• _Brief_:
Each line of the listing below containing the word "Settings" should be returned.

• _Records for the task_:
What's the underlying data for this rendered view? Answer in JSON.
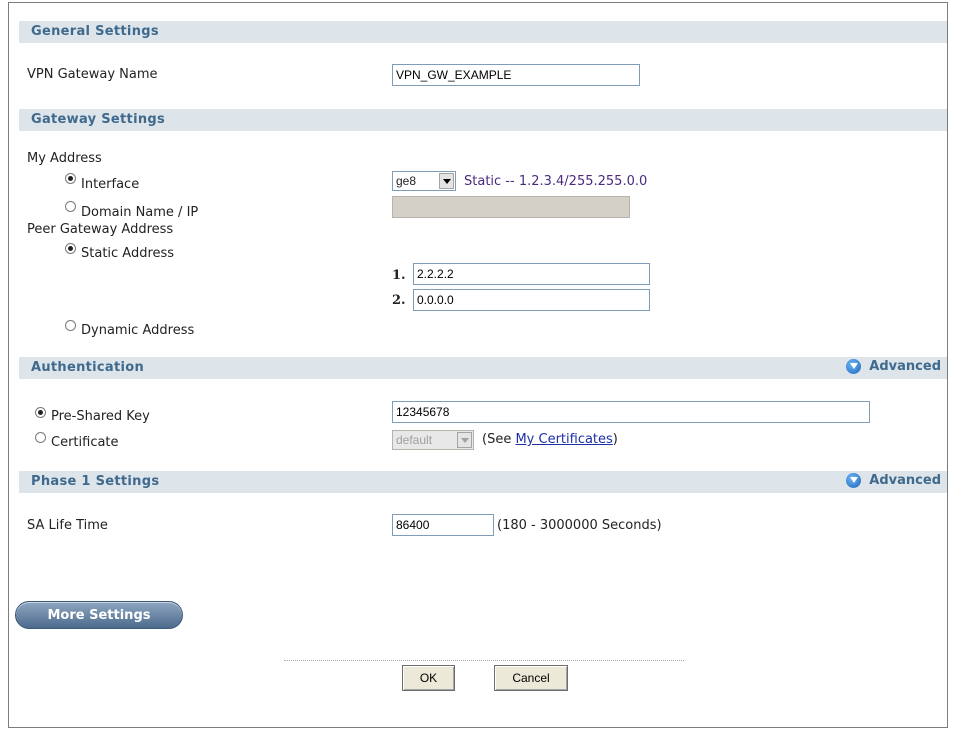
{
  "general": {
    "section_title": "General Settings",
    "vpn_gateway_name_label": "VPN Gateway Name",
    "vpn_gateway_name_value": "VPN_GW_EXAMPLE"
  },
  "gateway": {
    "section_title": "Gateway Settings",
    "my_address_label": "My Address",
    "interface_label": "Interface",
    "interface_selected": "ge8",
    "interface_status": "Static -- 1.2.3.4/255.255.0.0",
    "domain_label": "Domain Name / IP",
    "domain_value": "",
    "peer_label": "Peer Gateway Address",
    "static_label": "Static Address",
    "peer1_num": "1.",
    "peer1_value": "2.2.2.2",
    "peer2_num": "2.",
    "peer2_value": "0.0.0.0",
    "dynamic_label": "Dynamic Address"
  },
  "auth": {
    "section_title": "Authentication",
    "advanced_label": "Advanced",
    "psk_label": "Pre-Shared Key",
    "psk_value": "12345678",
    "cert_label": "Certificate",
    "cert_selected": "default",
    "see_prefix": "(See ",
    "see_link": "My Certificates",
    "see_suffix": ")"
  },
  "phase1": {
    "section_title": "Phase 1 Settings",
    "advanced_label": "Advanced",
    "sa_label": "SA Life Time",
    "sa_value": "86400",
    "sa_range": "(180 - 3000000 Seconds)"
  },
  "buttons": {
    "more_settings": "More Settings",
    "ok": "OK",
    "cancel": "Cancel"
  },
  "icons": [
    "info-advanced-icon",
    "dropdown-arrow-icon",
    "radio-button"
  ],
  "colors": {
    "section_bg": "#dde4ea",
    "section_text": "#3f6a8d",
    "status_text": "#4b2b7f",
    "link": "#1c2fa7"
  }
}
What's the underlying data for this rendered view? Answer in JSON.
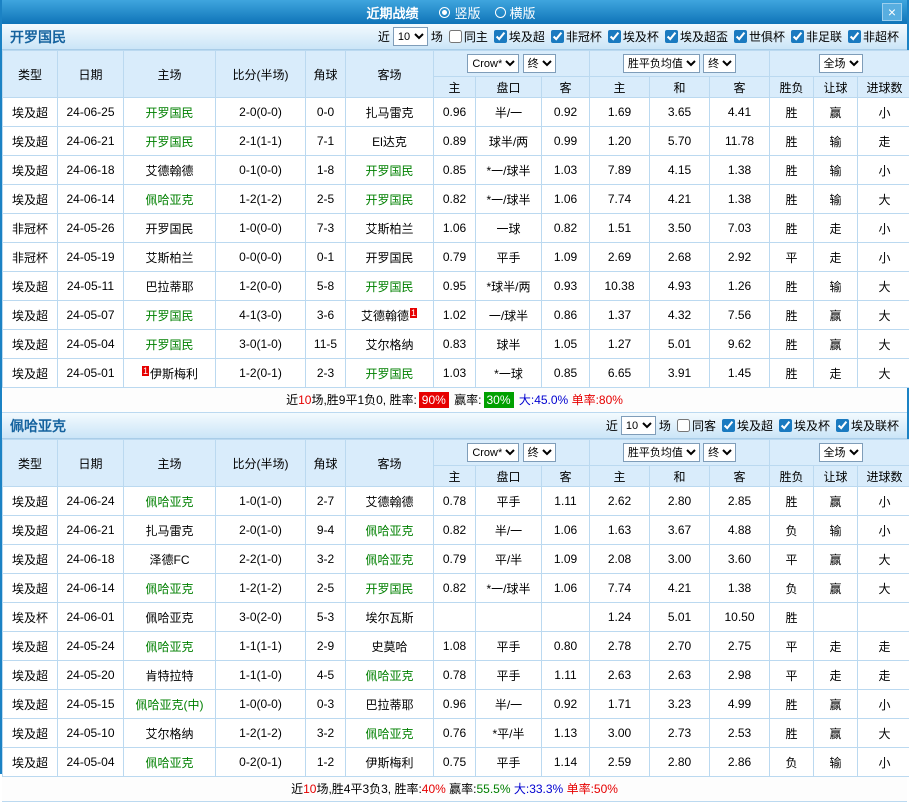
{
  "titlebar": {
    "title": "近期战绩",
    "radios": [
      {
        "label": "竖版",
        "selected": true
      },
      {
        "label": "横版",
        "selected": false
      }
    ],
    "close": "×"
  },
  "colors": {
    "topbar": "#1B82C4",
    "header_bg": "#D9ECFB",
    "type_col_bg": "#D8BE92",
    "league_text": "#8B4513",
    "cup_purple_text": "#C233C2",
    "cup_green_bg": "#2F8A37",
    "focus_team_green": "#008000",
    "score_red": "#E60000",
    "draw_odds_blue": "#0000D0"
  },
  "sections": [
    {
      "team": "开罗国民",
      "filter": {
        "near_label": "近",
        "count": "10",
        "games_label": "场",
        "same_label": "同主",
        "same_checked": false,
        "leagues": [
          {
            "label": "埃及超",
            "checked": true
          },
          {
            "label": "非冠杯",
            "checked": true
          },
          {
            "label": "埃及杯",
            "checked": true
          },
          {
            "label": "埃及超盃",
            "checked": true
          },
          {
            "label": "世俱杯",
            "checked": true
          },
          {
            "label": "非足联",
            "checked": true
          },
          {
            "label": "非超杯",
            "checked": true
          }
        ]
      },
      "header": {
        "col_type": "类型",
        "col_date": "日期",
        "col_home": "主场",
        "col_score": "比分(半场)",
        "col_corner": "角球",
        "col_away": "客场",
        "odds_select": "Crow*",
        "odds_final": "终",
        "eu_select": "胜平负均值",
        "eu_final": "终",
        "scope_select": "全场",
        "sub": [
          "主",
          "盘口",
          "客",
          "主",
          "和",
          "客",
          "胜负",
          "让球",
          "进球数"
        ]
      },
      "rows": [
        {
          "ty": "埃及超",
          "ts": "league",
          "dt": "24-06-25",
          "hm": "开罗国民",
          "hg": true,
          "hb": "",
          "hbp": "",
          "sc": "2-0(0-0)",
          "cn": "0-0",
          "aw": "扎马雷克",
          "ag": false,
          "ab": "",
          "abp": "",
          "lh": "0.96",
          "hc": "半/一",
          "la": "0.92",
          "oh": "1.69",
          "od": "3.65",
          "oa": "4.41",
          "rs": "胜",
          "hr": "赢",
          "gr": "小"
        },
        {
          "ty": "埃及超",
          "ts": "league",
          "dt": "24-06-21",
          "hm": "开罗国民",
          "hg": true,
          "hb": "",
          "hbp": "",
          "sc": "2-1(1-1)",
          "cn": "7-1",
          "aw": "El达克",
          "ag": false,
          "ab": "",
          "abp": "",
          "lh": "0.89",
          "hc": "球半/两",
          "la": "0.99",
          "oh": "1.20",
          "od": "5.70",
          "oa": "11.78",
          "rs": "胜",
          "hr": "输",
          "gr": "走"
        },
        {
          "ty": "埃及超",
          "ts": "league",
          "dt": "24-06-18",
          "hm": "艾德翰德",
          "hg": false,
          "hb": "",
          "hbp": "",
          "sc": "0-1(0-0)",
          "cn": "1-8",
          "aw": "开罗国民",
          "ag": true,
          "ab": "",
          "abp": "",
          "lh": "0.85",
          "hc": "*一/球半",
          "la": "1.03",
          "oh": "7.89",
          "od": "4.15",
          "oa": "1.38",
          "rs": "胜",
          "hr": "输",
          "gr": "小"
        },
        {
          "ty": "埃及超",
          "ts": "league",
          "dt": "24-06-14",
          "hm": "佩哈亚克",
          "hg": true,
          "hb": "",
          "hbp": "",
          "sc": "1-2(1-2)",
          "cn": "2-5",
          "aw": "开罗国民",
          "ag": true,
          "ab": "",
          "abp": "",
          "lh": "0.82",
          "hc": "*一/球半",
          "la": "1.06",
          "oh": "7.74",
          "od": "4.21",
          "oa": "1.38",
          "rs": "胜",
          "hr": "输",
          "gr": "大"
        },
        {
          "ty": "非冠杯",
          "ts": "cupP",
          "dt": "24-05-26",
          "hm": "开罗国民",
          "hg": false,
          "hb": "",
          "hbp": "",
          "sc": "1-0(0-0)",
          "cn": "7-3",
          "aw": "艾斯柏兰",
          "ag": false,
          "ab": "",
          "abp": "",
          "lh": "1.06",
          "hc": "一球",
          "la": "0.82",
          "oh": "1.51",
          "od": "3.50",
          "oa": "7.03",
          "rs": "胜",
          "hr": "走",
          "gr": "小"
        },
        {
          "ty": "非冠杯",
          "ts": "cupP",
          "dt": "24-05-19",
          "hm": "艾斯柏兰",
          "hg": false,
          "hb": "",
          "hbp": "",
          "sc": "0-0(0-0)",
          "cn": "0-1",
          "aw": "开罗国民",
          "ag": false,
          "ab": "",
          "abp": "",
          "lh": "0.79",
          "hc": "平手",
          "la": "1.09",
          "oh": "2.69",
          "od": "2.68",
          "oa": "2.92",
          "rs": "平",
          "hr": "走",
          "gr": "小"
        },
        {
          "ty": "埃及超",
          "ts": "league",
          "dt": "24-05-11",
          "hm": "巴拉蒂耶",
          "hg": false,
          "hb": "",
          "hbp": "",
          "sc": "1-2(0-0)",
          "cn": "5-8",
          "aw": "开罗国民",
          "ag": true,
          "ab": "",
          "abp": "",
          "lh": "0.95",
          "hc": "*球半/两",
          "la": "0.93",
          "oh": "10.38",
          "od": "4.93",
          "oa": "1.26",
          "rs": "胜",
          "hr": "输",
          "gr": "大"
        },
        {
          "ty": "埃及超",
          "ts": "league",
          "dt": "24-05-07",
          "hm": "开罗国民",
          "hg": true,
          "hb": "",
          "hbp": "",
          "sc": "4-1(3-0)",
          "cn": "3-6",
          "aw": "艾德翰德",
          "ag": false,
          "ab": "1",
          "abp": "r",
          "lh": "1.02",
          "hc": "一/球半",
          "la": "0.86",
          "oh": "1.37",
          "od": "4.32",
          "oa": "7.56",
          "rs": "胜",
          "hr": "赢",
          "gr": "大"
        },
        {
          "ty": "埃及超",
          "ts": "league",
          "dt": "24-05-04",
          "hm": "开罗国民",
          "hg": true,
          "hb": "",
          "hbp": "",
          "sc": "3-0(1-0)",
          "cn": "11-5",
          "aw": "艾尔格纳",
          "ag": false,
          "ab": "",
          "abp": "",
          "lh": "0.83",
          "hc": "球半",
          "la": "1.05",
          "oh": "1.27",
          "od": "5.01",
          "oa": "9.62",
          "rs": "胜",
          "hr": "赢",
          "gr": "大"
        },
        {
          "ty": "埃及超",
          "ts": "league",
          "dt": "24-05-01",
          "hm": "伊斯梅利",
          "hg": false,
          "hb": "1",
          "hbp": "l",
          "sc": "1-2(0-1)",
          "cn": "2-3",
          "aw": "开罗国民",
          "ag": true,
          "ab": "",
          "abp": "",
          "lh": "1.03",
          "hc": "*一球",
          "la": "0.85",
          "oh": "6.65",
          "od": "3.91",
          "oa": "1.45",
          "rs": "胜",
          "hr": "走",
          "gr": "大"
        }
      ],
      "summary": [
        {
          "t": "近",
          "c": "sk"
        },
        {
          "t": "10",
          "c": "sr"
        },
        {
          "t": "场,胜9平1负0, 胜率:",
          "c": "sk"
        },
        {
          "t": "90%",
          "c": "badge-r"
        },
        {
          "t": " 赢率:",
          "c": "sk"
        },
        {
          "t": "30%",
          "c": "badge-g"
        },
        {
          "t": " 大:45.0%",
          "c": "sb"
        },
        {
          "t": " 单率:80%",
          "c": "sr"
        }
      ]
    },
    {
      "team": "佩哈亚克",
      "filter": {
        "near_label": "近",
        "count": "10",
        "games_label": "场",
        "same_label": "同客",
        "same_checked": false,
        "leagues": [
          {
            "label": "埃及超",
            "checked": true
          },
          {
            "label": "埃及杯",
            "checked": true
          },
          {
            "label": "埃及联杯",
            "checked": true
          }
        ]
      },
      "header": {
        "col_type": "类型",
        "col_date": "日期",
        "col_home": "主场",
        "col_score": "比分(半场)",
        "col_corner": "角球",
        "col_away": "客场",
        "odds_select": "Crow*",
        "odds_final": "终",
        "eu_select": "胜平负均值",
        "eu_final": "终",
        "scope_select": "全场",
        "sub": [
          "主",
          "盘口",
          "客",
          "主",
          "和",
          "客",
          "胜负",
          "让球",
          "进球数"
        ]
      },
      "rows": [
        {
          "ty": "埃及超",
          "ts": "league",
          "dt": "24-06-24",
          "hm": "佩哈亚克",
          "hg": true,
          "hb": "",
          "hbp": "",
          "sc": "1-0(1-0)",
          "cn": "2-7",
          "aw": "艾德翰德",
          "ag": false,
          "ab": "",
          "abp": "",
          "lh": "0.78",
          "hc": "平手",
          "la": "1.11",
          "oh": "2.62",
          "od": "2.80",
          "oa": "2.85",
          "rs": "胜",
          "hr": "赢",
          "gr": "小"
        },
        {
          "ty": "埃及超",
          "ts": "league",
          "dt": "24-06-21",
          "hm": "扎马雷克",
          "hg": false,
          "hb": "",
          "hbp": "",
          "sc": "2-0(1-0)",
          "cn": "9-4",
          "aw": "佩哈亚克",
          "ag": true,
          "ab": "",
          "abp": "",
          "lh": "0.82",
          "hc": "半/一",
          "la": "1.06",
          "oh": "1.63",
          "od": "3.67",
          "oa": "4.88",
          "rs": "负",
          "hr": "输",
          "gr": "小"
        },
        {
          "ty": "埃及超",
          "ts": "league",
          "dt": "24-06-18",
          "hm": "泽德FC",
          "hg": false,
          "hb": "",
          "hbp": "",
          "sc": "2-2(1-0)",
          "cn": "3-2",
          "aw": "佩哈亚克",
          "ag": true,
          "ab": "",
          "abp": "",
          "lh": "0.79",
          "hc": "平/半",
          "la": "1.09",
          "oh": "2.08",
          "od": "3.00",
          "oa": "3.60",
          "rs": "平",
          "hr": "赢",
          "gr": "大"
        },
        {
          "ty": "埃及超",
          "ts": "league",
          "dt": "24-06-14",
          "hm": "佩哈亚克",
          "hg": true,
          "hb": "",
          "hbp": "",
          "sc": "1-2(1-2)",
          "cn": "2-5",
          "aw": "开罗国民",
          "ag": true,
          "ab": "",
          "abp": "",
          "lh": "0.82",
          "hc": "*一/球半",
          "la": "1.06",
          "oh": "7.74",
          "od": "4.21",
          "oa": "1.38",
          "rs": "负",
          "hr": "赢",
          "gr": "大"
        },
        {
          "ty": "埃及杯",
          "ts": "cupG",
          "dt": "24-06-01",
          "hm": "佩哈亚克",
          "hg": false,
          "hb": "",
          "hbp": "",
          "sc": "3-0(2-0)",
          "cn": "5-3",
          "aw": "埃尔瓦斯",
          "ag": false,
          "ab": "",
          "abp": "",
          "lh": "",
          "hc": "",
          "la": "",
          "oh": "1.24",
          "od": "5.01",
          "oa": "10.50",
          "rs": "胜",
          "hr": "",
          "gr": ""
        },
        {
          "ty": "埃及超",
          "ts": "league",
          "dt": "24-05-24",
          "hm": "佩哈亚克",
          "hg": true,
          "hb": "",
          "hbp": "",
          "sc": "1-1(1-1)",
          "cn": "2-9",
          "aw": "史莫哈",
          "ag": false,
          "ab": "",
          "abp": "",
          "lh": "1.08",
          "hc": "平手",
          "la": "0.80",
          "oh": "2.78",
          "od": "2.70",
          "oa": "2.75",
          "rs": "平",
          "hr": "走",
          "gr": "走"
        },
        {
          "ty": "埃及超",
          "ts": "league",
          "dt": "24-05-20",
          "hm": "肯特拉特",
          "hg": false,
          "hb": "",
          "hbp": "",
          "sc": "1-1(1-0)",
          "cn": "4-5",
          "aw": "佩哈亚克",
          "ag": true,
          "ab": "",
          "abp": "",
          "lh": "0.78",
          "hc": "平手",
          "la": "1.11",
          "oh": "2.63",
          "od": "2.63",
          "oa": "2.98",
          "rs": "平",
          "hr": "走",
          "gr": "走"
        },
        {
          "ty": "埃及超",
          "ts": "league",
          "dt": "24-05-15",
          "hm": "佩哈亚克(中)",
          "hg": true,
          "hb": "",
          "hbp": "",
          "sc": "1-0(0-0)",
          "cn": "0-3",
          "aw": "巴拉蒂耶",
          "ag": false,
          "ab": "",
          "abp": "",
          "lh": "0.96",
          "hc": "半/一",
          "la": "0.92",
          "oh": "1.71",
          "od": "3.23",
          "oa": "4.99",
          "rs": "胜",
          "hr": "赢",
          "gr": "小"
        },
        {
          "ty": "埃及超",
          "ts": "league",
          "dt": "24-05-10",
          "hm": "艾尔格纳",
          "hg": false,
          "hb": "",
          "hbp": "",
          "sc": "1-2(1-2)",
          "cn": "3-2",
          "aw": "佩哈亚克",
          "ag": true,
          "ab": "",
          "abp": "",
          "lh": "0.76",
          "hc": "*平/半",
          "la": "1.13",
          "oh": "3.00",
          "od": "2.73",
          "oa": "2.53",
          "rs": "胜",
          "hr": "赢",
          "gr": "大"
        },
        {
          "ty": "埃及超",
          "ts": "league",
          "dt": "24-05-04",
          "hm": "佩哈亚克",
          "hg": true,
          "hb": "",
          "hbp": "",
          "sc": "0-2(0-1)",
          "cn": "1-2",
          "aw": "伊斯梅利",
          "ag": false,
          "ab": "",
          "abp": "",
          "lh": "0.75",
          "hc": "平手",
          "la": "1.14",
          "oh": "2.59",
          "od": "2.80",
          "oa": "2.86",
          "rs": "负",
          "hr": "输",
          "gr": "小"
        }
      ],
      "summary": [
        {
          "t": "近",
          "c": "sk"
        },
        {
          "t": "10",
          "c": "sr"
        },
        {
          "t": "场,胜4平3负3, 胜率:",
          "c": "sk"
        },
        {
          "t": "40%",
          "c": "sr"
        },
        {
          "t": " 赢率:",
          "c": "sk"
        },
        {
          "t": "55.5%",
          "c": "sg"
        },
        {
          "t": " 大:33.3%",
          "c": "sb"
        },
        {
          "t": " 单率:50%",
          "c": "sr"
        }
      ]
    }
  ]
}
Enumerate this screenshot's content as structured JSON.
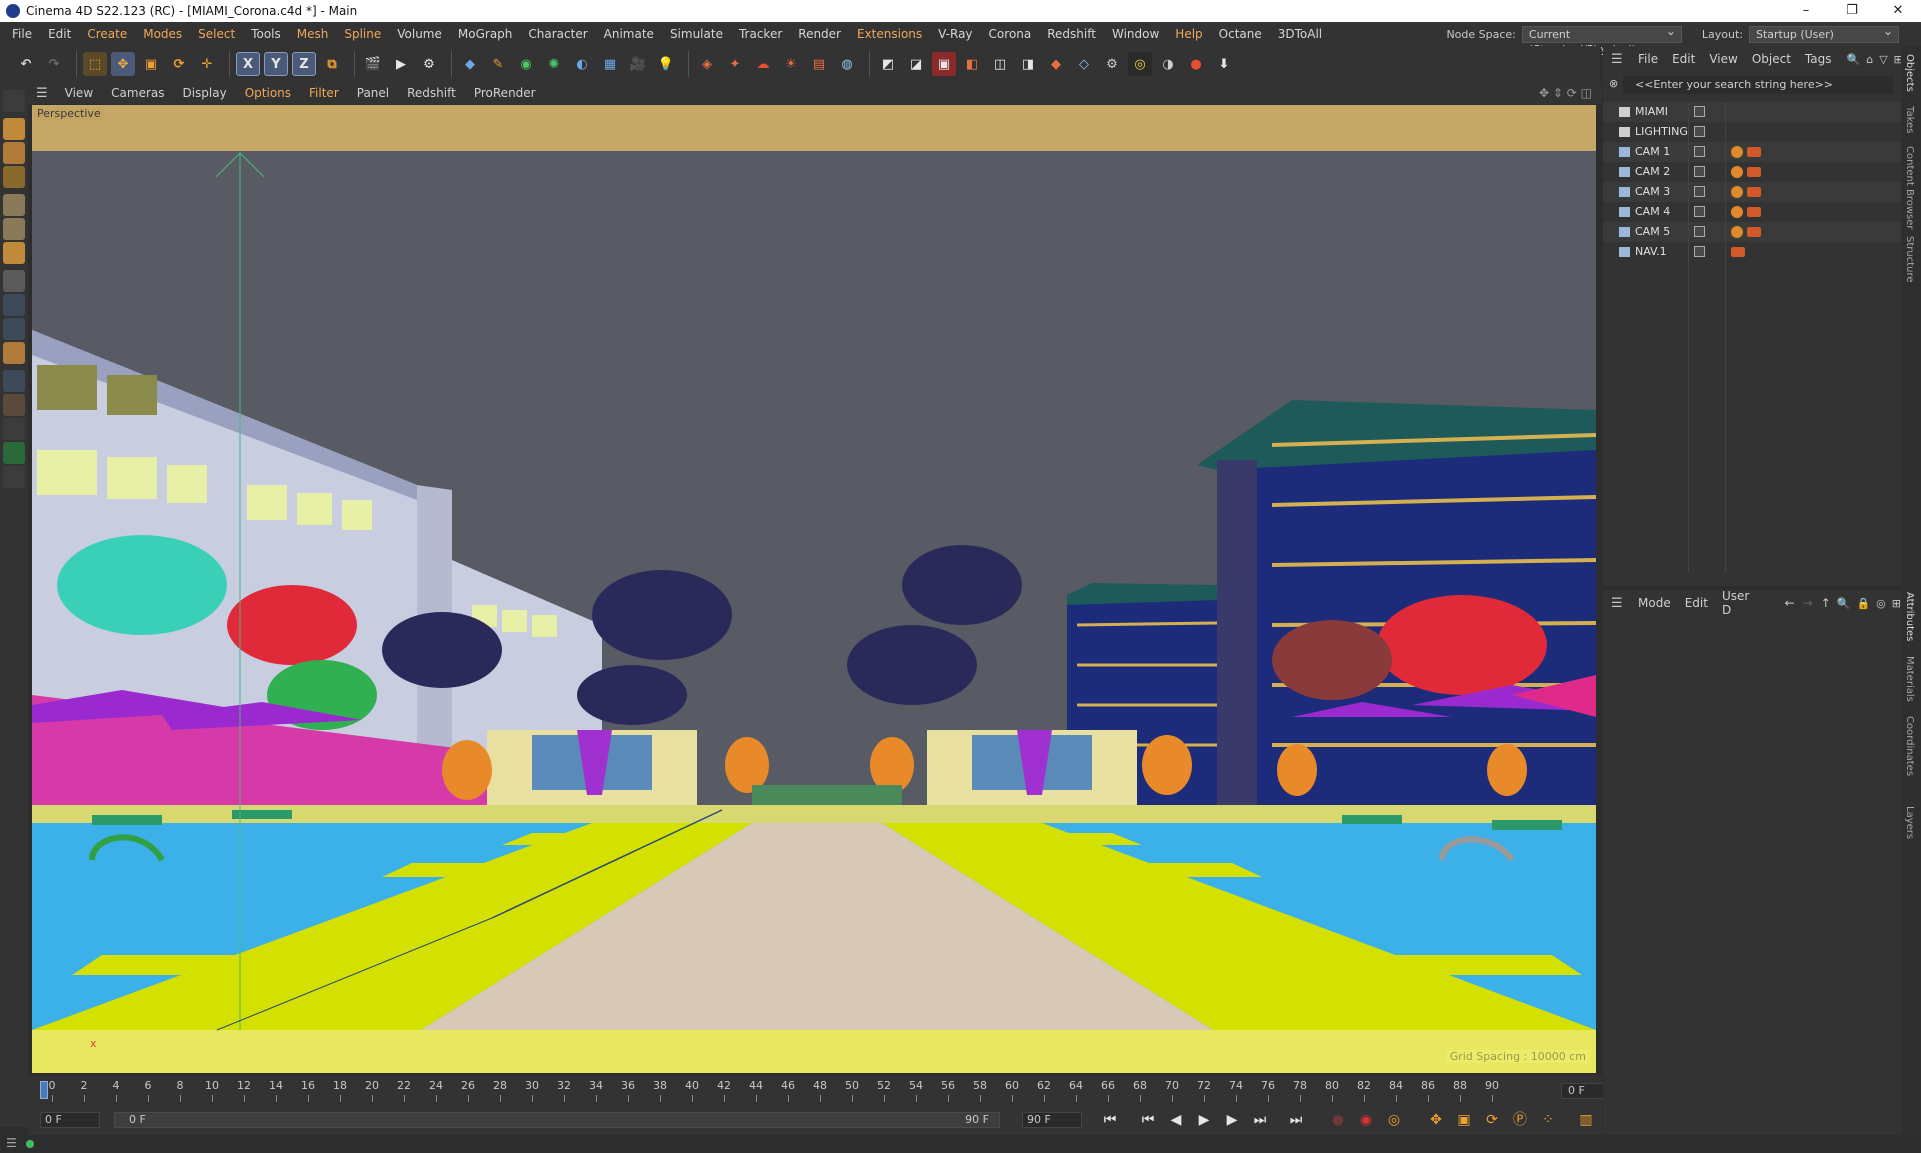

• _Exercise solution_:
    "section_title": "General Settings",
    "section_title": "Gateway Settings",
    "section_title": "Phase 1 Settings",
    "more_settings": "More Settings",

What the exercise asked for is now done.